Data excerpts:

·····

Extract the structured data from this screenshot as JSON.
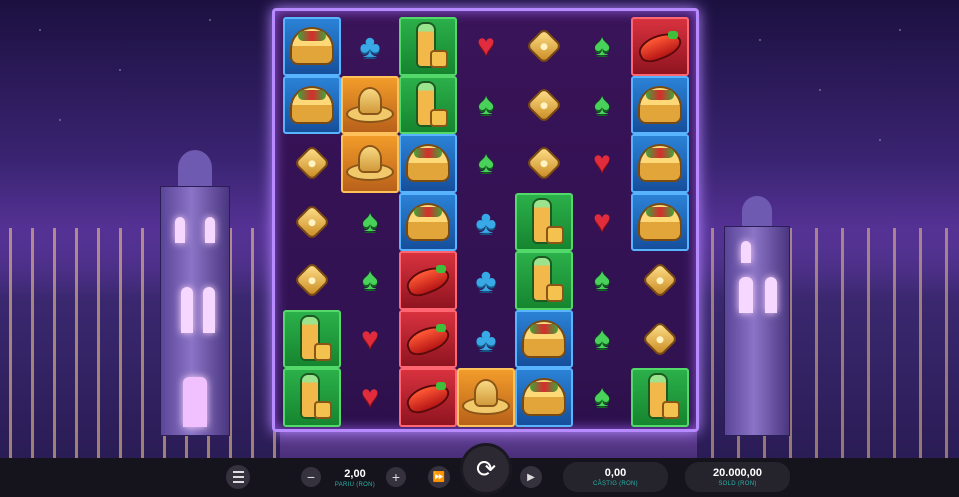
{
  "game": {
    "grid": [
      [
        "taco",
        "club",
        "tequila",
        "heart",
        "diamond",
        "spade",
        "pepper"
      ],
      [
        "taco",
        "sombrero",
        "tequila",
        "spade",
        "diamond",
        "spade",
        "taco"
      ],
      [
        "diamond",
        "sombrero",
        "taco",
        "spade",
        "diamond",
        "heart",
        "taco"
      ],
      [
        "diamond",
        "spade",
        "taco",
        "club",
        "tequila",
        "heart",
        "taco"
      ],
      [
        "diamond",
        "spade",
        "pepper",
        "club",
        "tequila",
        "spade",
        "diamond"
      ],
      [
        "tequila",
        "heart",
        "pepper",
        "club",
        "taco",
        "spade",
        "diamond"
      ],
      [
        "tequila",
        "heart",
        "pepper",
        "sombrero",
        "taco",
        "spade",
        "tequila"
      ]
    ],
    "highlight": [
      [
        "blue",
        "",
        "green",
        "",
        "",
        "",
        "red"
      ],
      [
        "blue",
        "orange",
        "green",
        "",
        "",
        "",
        "blue"
      ],
      [
        "",
        "orange",
        "blue",
        "",
        "",
        "",
        "blue"
      ],
      [
        "",
        "",
        "blue",
        "",
        "green",
        "",
        "blue"
      ],
      [
        "",
        "",
        "red",
        "",
        "green",
        "",
        ""
      ],
      [
        "green",
        "",
        "red",
        "",
        "blue",
        "",
        ""
      ],
      [
        "green",
        "",
        "red",
        "orange",
        "blue",
        "",
        "green"
      ]
    ]
  },
  "controls": {
    "bet_value": "2,00",
    "bet_label": "PARIU (RON)",
    "win_value": "0,00",
    "win_label": "CÂȘTIG (RON)",
    "balance_value": "20.000,00",
    "balance_label": "SOLD (RON)",
    "minus": "−",
    "plus": "+"
  },
  "colors": {
    "accent_teal": "#29b3a8",
    "frame_glow": "#b78bff"
  }
}
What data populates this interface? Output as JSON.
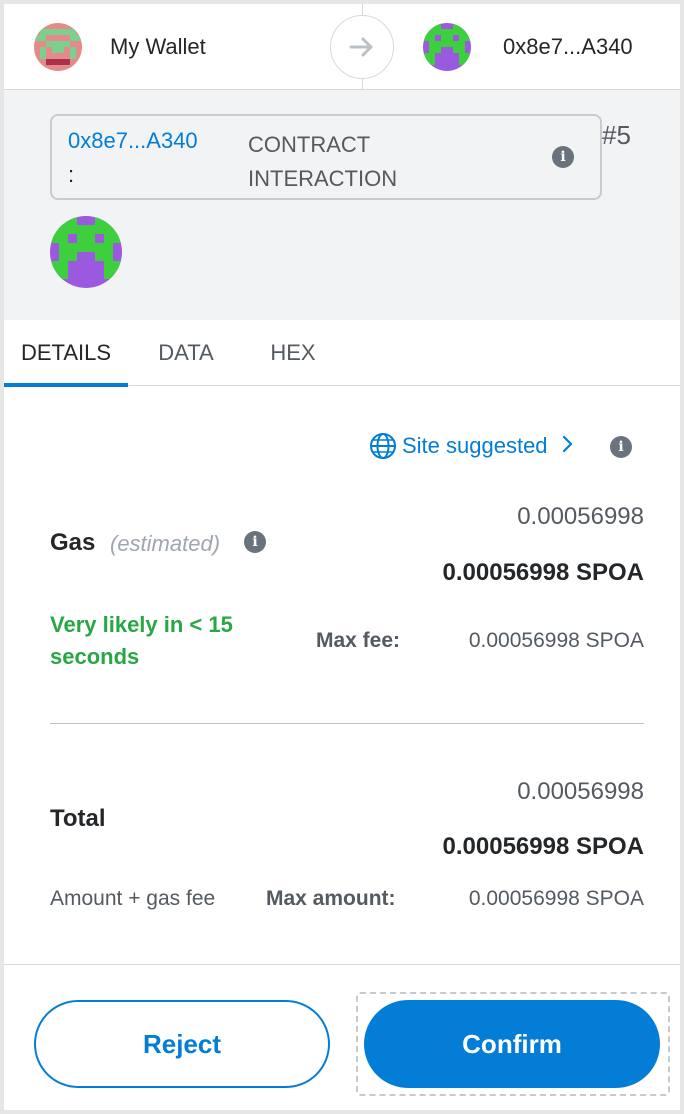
{
  "header": {
    "from_account": "My Wallet",
    "to_account": "0x8e7...A340",
    "arrow_icon": "arrow-right-icon"
  },
  "summary": {
    "contract_address": "0x8e7...A340",
    "contract_colon": ":",
    "contract_label": "CONTRACT INTERACTION",
    "nonce": "#5",
    "info_icon": "info-icon"
  },
  "tabs": [
    {
      "label": "DETAILS",
      "active": true
    },
    {
      "label": "DATA",
      "active": false
    },
    {
      "label": "HEX",
      "active": false
    }
  ],
  "details": {
    "site_suggested": "Site suggested",
    "gas_label": "Gas",
    "gas_estimated": "(estimated)",
    "gas_fiat": "0.00056998",
    "gas_native": "0.00056998 SPOA",
    "likely": "Very likely in < 15 seconds",
    "max_fee_label": "Max fee:",
    "max_fee_value": "0.00056998 SPOA",
    "total_label": "Total",
    "total_fiat": "0.00056998",
    "total_native": "0.00056998 SPOA",
    "amount_gas_label": "Amount + gas fee",
    "max_amount_label": "Max amount:",
    "max_amount_value": "0.00056998 SPOA"
  },
  "footer": {
    "reject_label": "Reject",
    "confirm_label": "Confirm"
  },
  "colors": {
    "primary": "#037dd6",
    "success": "#28a745",
    "summary_bg": "#f2f3f4"
  }
}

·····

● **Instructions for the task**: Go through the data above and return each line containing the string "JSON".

● **Exercise response**:
Extract the structured data from this screenshot as JSON.
What data populates this interface? Output as JSON.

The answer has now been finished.